Gruber: Getting back to faculty salaries, thank you for the work you have done on behalf of the University. We have heard dozens of times that we are the lowest in the state of Illinois. Still, we think we are pretty good, but this is going to undermine our sense of whether we really are pretty good. There have to be other places where if I really were pretty good, I would be there. We have some difficulty recruiting because of that. We go down the list of names sometimes as we get turned down. Recently we have made some progress, but if we remain in last place….

Righter: At least generally, rewarding in terms of dollars is not the best measure of merit. I don't know when the funding hole started, but it was a long time ago. It will take some time to catch up. It will take continued aggressiveness in Springfield, and a measure of patience since it will not happen in a short period of time.

Tidwell: What do you see with reapportionment?
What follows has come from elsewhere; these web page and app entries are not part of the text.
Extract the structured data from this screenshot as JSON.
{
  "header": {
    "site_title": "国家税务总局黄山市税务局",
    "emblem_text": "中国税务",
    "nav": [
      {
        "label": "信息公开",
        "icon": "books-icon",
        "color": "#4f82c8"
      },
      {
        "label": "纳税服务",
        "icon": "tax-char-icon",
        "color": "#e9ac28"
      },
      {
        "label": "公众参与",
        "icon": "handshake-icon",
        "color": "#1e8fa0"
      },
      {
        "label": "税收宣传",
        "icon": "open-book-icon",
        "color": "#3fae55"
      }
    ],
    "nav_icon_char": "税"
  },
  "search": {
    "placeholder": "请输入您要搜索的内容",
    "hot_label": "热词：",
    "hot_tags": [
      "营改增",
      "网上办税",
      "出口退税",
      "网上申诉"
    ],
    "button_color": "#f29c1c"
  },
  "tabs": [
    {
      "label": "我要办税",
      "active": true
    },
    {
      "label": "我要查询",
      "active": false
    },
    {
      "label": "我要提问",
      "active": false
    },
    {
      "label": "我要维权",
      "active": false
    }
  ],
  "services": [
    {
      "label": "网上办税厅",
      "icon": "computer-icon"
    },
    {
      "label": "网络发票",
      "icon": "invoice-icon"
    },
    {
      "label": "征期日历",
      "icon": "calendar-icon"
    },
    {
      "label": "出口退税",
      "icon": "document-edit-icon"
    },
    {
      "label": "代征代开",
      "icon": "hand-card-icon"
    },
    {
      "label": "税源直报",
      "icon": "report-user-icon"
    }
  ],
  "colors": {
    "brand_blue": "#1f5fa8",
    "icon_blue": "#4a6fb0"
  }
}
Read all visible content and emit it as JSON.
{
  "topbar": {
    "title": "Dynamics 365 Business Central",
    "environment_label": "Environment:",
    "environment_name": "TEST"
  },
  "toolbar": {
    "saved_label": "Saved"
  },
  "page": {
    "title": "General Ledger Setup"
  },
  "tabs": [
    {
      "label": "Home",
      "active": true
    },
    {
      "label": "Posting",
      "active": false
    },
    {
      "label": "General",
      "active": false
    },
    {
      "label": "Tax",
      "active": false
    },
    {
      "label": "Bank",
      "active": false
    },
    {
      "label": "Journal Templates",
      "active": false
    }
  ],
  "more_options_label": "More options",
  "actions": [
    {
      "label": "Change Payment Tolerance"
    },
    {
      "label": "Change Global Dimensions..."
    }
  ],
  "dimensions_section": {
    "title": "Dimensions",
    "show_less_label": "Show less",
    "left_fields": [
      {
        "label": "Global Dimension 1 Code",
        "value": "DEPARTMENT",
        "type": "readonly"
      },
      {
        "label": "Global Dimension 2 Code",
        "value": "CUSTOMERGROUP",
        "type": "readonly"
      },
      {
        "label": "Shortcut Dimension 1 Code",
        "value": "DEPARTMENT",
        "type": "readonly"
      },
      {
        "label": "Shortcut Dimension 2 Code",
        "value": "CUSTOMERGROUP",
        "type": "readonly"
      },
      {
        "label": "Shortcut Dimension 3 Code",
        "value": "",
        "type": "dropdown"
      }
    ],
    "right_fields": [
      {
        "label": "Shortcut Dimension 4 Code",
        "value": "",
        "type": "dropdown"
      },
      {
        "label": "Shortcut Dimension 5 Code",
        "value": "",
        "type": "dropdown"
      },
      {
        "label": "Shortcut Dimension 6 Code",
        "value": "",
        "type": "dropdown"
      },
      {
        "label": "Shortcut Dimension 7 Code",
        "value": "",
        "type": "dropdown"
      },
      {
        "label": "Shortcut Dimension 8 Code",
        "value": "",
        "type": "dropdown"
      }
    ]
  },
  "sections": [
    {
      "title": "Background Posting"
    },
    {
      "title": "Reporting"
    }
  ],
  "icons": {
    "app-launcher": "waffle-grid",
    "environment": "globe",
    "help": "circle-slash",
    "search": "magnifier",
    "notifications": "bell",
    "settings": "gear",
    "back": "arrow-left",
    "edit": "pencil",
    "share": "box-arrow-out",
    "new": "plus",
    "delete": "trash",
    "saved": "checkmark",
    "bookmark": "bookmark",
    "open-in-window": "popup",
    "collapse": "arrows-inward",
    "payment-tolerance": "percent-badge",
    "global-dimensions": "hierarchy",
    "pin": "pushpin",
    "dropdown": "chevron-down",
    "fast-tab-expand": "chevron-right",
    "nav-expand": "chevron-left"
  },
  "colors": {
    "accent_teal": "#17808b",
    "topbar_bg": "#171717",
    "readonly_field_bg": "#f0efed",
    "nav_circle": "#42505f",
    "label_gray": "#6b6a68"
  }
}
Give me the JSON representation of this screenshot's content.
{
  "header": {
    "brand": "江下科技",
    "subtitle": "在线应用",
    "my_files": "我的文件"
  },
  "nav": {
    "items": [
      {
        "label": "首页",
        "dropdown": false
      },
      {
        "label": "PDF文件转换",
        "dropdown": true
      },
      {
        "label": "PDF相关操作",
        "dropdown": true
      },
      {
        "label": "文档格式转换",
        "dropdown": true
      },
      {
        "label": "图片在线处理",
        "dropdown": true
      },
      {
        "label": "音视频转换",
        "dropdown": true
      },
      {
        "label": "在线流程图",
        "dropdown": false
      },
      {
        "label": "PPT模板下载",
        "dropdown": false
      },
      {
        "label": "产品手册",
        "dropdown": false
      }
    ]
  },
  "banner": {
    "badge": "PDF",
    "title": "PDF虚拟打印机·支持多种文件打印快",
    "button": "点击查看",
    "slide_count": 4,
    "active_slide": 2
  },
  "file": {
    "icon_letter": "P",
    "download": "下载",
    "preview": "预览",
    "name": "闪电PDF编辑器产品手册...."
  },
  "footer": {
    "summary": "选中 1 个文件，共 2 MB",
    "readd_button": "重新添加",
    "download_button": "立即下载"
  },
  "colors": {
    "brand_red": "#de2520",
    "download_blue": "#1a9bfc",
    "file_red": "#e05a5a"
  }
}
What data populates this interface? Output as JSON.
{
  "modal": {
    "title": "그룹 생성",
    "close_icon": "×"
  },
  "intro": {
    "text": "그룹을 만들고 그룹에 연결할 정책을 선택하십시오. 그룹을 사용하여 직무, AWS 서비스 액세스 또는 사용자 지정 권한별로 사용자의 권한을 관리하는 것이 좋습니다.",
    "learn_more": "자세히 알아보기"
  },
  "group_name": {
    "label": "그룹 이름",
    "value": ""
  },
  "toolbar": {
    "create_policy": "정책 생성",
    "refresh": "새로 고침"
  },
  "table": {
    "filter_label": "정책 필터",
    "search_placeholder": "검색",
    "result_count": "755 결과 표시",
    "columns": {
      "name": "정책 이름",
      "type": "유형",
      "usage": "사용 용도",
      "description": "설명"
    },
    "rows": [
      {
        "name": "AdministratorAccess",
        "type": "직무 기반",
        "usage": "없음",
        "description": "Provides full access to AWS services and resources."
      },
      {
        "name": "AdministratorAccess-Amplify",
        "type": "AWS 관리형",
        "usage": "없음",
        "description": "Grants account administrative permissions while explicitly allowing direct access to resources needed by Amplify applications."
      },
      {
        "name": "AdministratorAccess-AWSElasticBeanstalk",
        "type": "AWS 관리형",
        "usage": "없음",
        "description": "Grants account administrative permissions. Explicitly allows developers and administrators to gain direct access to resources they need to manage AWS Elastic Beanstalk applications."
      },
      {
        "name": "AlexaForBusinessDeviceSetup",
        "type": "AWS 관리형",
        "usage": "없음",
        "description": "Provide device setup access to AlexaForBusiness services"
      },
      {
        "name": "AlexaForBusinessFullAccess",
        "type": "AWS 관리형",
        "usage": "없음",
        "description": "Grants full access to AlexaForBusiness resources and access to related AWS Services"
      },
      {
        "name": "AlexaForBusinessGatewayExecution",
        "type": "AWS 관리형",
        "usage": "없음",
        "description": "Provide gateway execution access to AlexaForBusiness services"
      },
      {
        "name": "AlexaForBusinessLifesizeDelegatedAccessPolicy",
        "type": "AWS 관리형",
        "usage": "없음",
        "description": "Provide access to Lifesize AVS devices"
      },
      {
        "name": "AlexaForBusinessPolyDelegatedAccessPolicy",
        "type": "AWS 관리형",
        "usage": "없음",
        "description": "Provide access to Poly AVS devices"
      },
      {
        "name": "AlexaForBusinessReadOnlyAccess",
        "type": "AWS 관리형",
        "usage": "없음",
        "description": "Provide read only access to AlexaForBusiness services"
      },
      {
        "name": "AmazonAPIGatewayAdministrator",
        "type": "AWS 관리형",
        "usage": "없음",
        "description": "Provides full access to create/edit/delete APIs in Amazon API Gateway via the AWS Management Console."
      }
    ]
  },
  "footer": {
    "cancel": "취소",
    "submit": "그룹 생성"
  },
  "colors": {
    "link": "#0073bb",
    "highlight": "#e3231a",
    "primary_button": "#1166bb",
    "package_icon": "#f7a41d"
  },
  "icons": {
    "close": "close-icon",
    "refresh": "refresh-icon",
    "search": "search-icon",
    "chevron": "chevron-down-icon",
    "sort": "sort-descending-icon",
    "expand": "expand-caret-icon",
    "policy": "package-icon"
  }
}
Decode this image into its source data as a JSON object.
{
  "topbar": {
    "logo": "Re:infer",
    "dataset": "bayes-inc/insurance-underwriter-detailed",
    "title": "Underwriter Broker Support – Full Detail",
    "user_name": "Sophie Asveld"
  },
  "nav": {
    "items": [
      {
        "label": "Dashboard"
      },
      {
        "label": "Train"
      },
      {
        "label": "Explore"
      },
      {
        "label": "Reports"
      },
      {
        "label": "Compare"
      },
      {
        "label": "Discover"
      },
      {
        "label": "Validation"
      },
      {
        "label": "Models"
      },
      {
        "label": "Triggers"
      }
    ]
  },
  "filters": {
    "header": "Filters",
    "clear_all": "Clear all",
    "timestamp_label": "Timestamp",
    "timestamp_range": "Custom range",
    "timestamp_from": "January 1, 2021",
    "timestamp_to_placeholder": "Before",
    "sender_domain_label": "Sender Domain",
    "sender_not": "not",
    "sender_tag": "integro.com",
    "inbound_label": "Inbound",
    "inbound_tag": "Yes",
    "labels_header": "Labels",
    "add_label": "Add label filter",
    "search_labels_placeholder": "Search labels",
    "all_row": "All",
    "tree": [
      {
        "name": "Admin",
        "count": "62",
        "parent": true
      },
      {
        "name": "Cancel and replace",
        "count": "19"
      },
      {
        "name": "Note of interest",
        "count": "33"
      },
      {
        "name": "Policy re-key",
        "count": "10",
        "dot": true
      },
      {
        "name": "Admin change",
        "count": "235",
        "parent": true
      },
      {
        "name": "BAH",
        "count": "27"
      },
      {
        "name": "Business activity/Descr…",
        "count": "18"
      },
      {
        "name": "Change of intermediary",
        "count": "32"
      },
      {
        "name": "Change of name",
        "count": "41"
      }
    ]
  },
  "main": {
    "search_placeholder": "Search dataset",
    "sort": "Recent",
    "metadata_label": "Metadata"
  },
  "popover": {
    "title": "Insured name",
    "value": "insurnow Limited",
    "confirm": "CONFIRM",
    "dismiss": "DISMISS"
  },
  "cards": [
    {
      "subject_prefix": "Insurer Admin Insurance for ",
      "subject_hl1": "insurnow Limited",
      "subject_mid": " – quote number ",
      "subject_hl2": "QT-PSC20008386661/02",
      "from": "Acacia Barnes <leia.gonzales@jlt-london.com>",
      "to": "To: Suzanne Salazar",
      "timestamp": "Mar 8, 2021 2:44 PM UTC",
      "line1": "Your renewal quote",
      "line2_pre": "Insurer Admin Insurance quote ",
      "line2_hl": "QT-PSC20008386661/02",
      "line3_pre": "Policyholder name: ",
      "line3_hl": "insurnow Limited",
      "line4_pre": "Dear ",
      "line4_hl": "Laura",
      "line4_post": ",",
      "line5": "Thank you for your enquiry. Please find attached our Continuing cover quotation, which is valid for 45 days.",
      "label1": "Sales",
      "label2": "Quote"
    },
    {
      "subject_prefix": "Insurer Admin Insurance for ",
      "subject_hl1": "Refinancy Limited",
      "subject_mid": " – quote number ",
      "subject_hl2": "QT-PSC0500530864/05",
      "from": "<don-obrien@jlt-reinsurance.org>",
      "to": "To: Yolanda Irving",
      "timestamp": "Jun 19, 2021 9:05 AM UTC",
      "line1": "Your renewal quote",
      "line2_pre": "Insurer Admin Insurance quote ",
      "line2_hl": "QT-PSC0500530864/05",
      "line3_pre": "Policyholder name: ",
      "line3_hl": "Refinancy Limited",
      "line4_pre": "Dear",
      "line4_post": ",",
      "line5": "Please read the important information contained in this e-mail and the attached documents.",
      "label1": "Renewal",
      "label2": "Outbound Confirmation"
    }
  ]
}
There has been speculation that there will be an agreement between Philip and Madigan about drawing the lines for Senate and House districts. Righter: Politics in Central Illinois are not overly partisan such as the northern part of the state. I have found people in my district that without regard to party, once they know a person is working hard and listening to them, then party considerations become secondary at best. If those legislators who are redistricted listen, they will get re-elected.

Audience: Hyder: There has been speculation in recent weeks that the perception of Eastern might have suffered as a result of unrest on the campus. What is your take on that? Righter: I will know better in spring session. The focused team message is very important. To the extent that is chipped away, that is not helpful. It is true that the newspaper headlines are read in Springfield. The first thing that staff members do in the morning is going through the clippings. That is the reason we need to have a focused message, and bring it to Springfield. Fewell: What about capital funding for the fine arts center? Righter: We will continue to get that. It will remain high on the priority list because there is a commitment out there. A lot of institutions have serious capital needs, but with one project underway, Eastern has a priority. Tidwell: What about technology proposals? Will they be favored over bricks and mortar? Righter: The more applications in place, the better off that you are. Fads come and go in Springfield, and it has Springfield's eye.

Tidwell thanked Representative Righter for his comments.

VI. Adjourn: Benedict: 3:25 p.m.

Future Agenda Items

A. Radio-TV Center

B. EIU Foundation Respectfully submitted: Charles G. Eberly, Recorder